[[ EXERCISE MATERIALS open ]]
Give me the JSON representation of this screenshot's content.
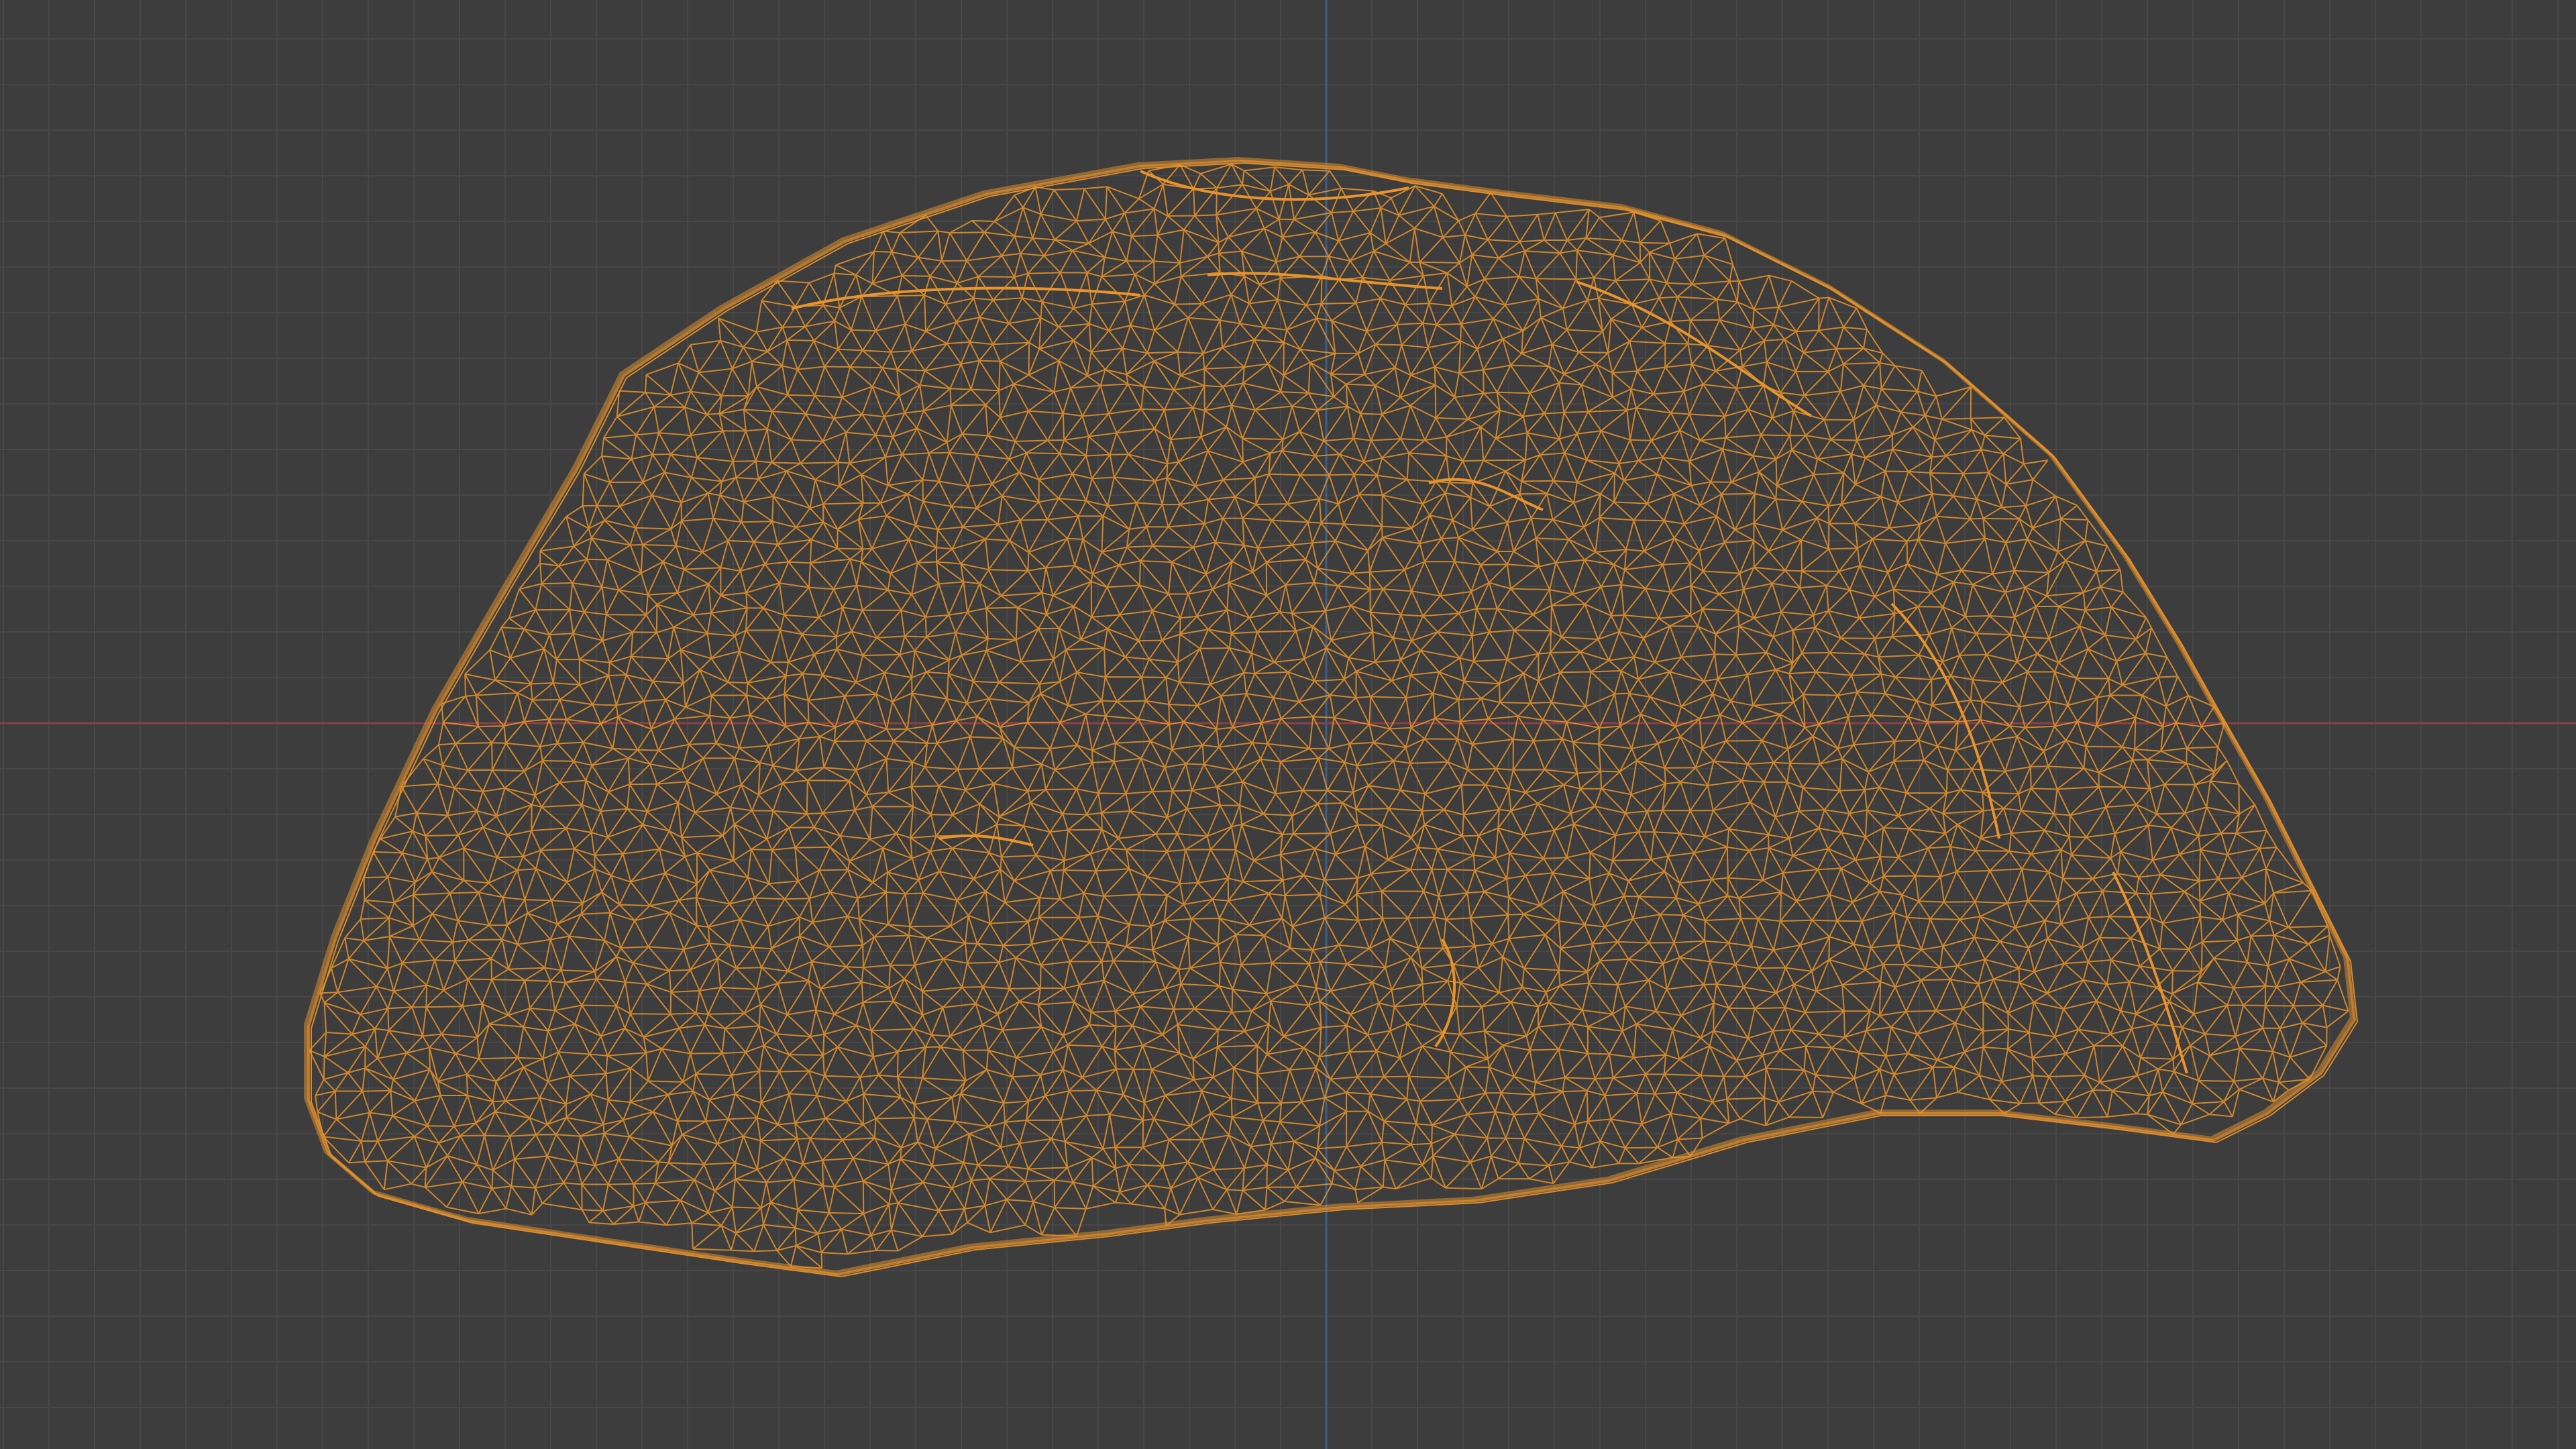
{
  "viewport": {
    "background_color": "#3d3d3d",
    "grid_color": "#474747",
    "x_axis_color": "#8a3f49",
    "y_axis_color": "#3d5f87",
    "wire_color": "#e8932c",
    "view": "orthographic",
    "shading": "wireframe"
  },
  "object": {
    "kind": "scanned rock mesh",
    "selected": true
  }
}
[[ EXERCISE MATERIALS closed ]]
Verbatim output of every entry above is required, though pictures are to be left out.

Give me the JSON representation of this screenshot's content.
{
  "viewport": {
    "background_color": "#3d3d3d",
    "grid_color": "#474747",
    "x_axis_color": "#8a3f49",
    "y_axis_color": "#3d5f87",
    "wire_color": "#e8932c",
    "view": "orthographic",
    "shading": "wireframe"
  },
  "object": {
    "kind": "scanned rock mesh",
    "selected": true
  }
}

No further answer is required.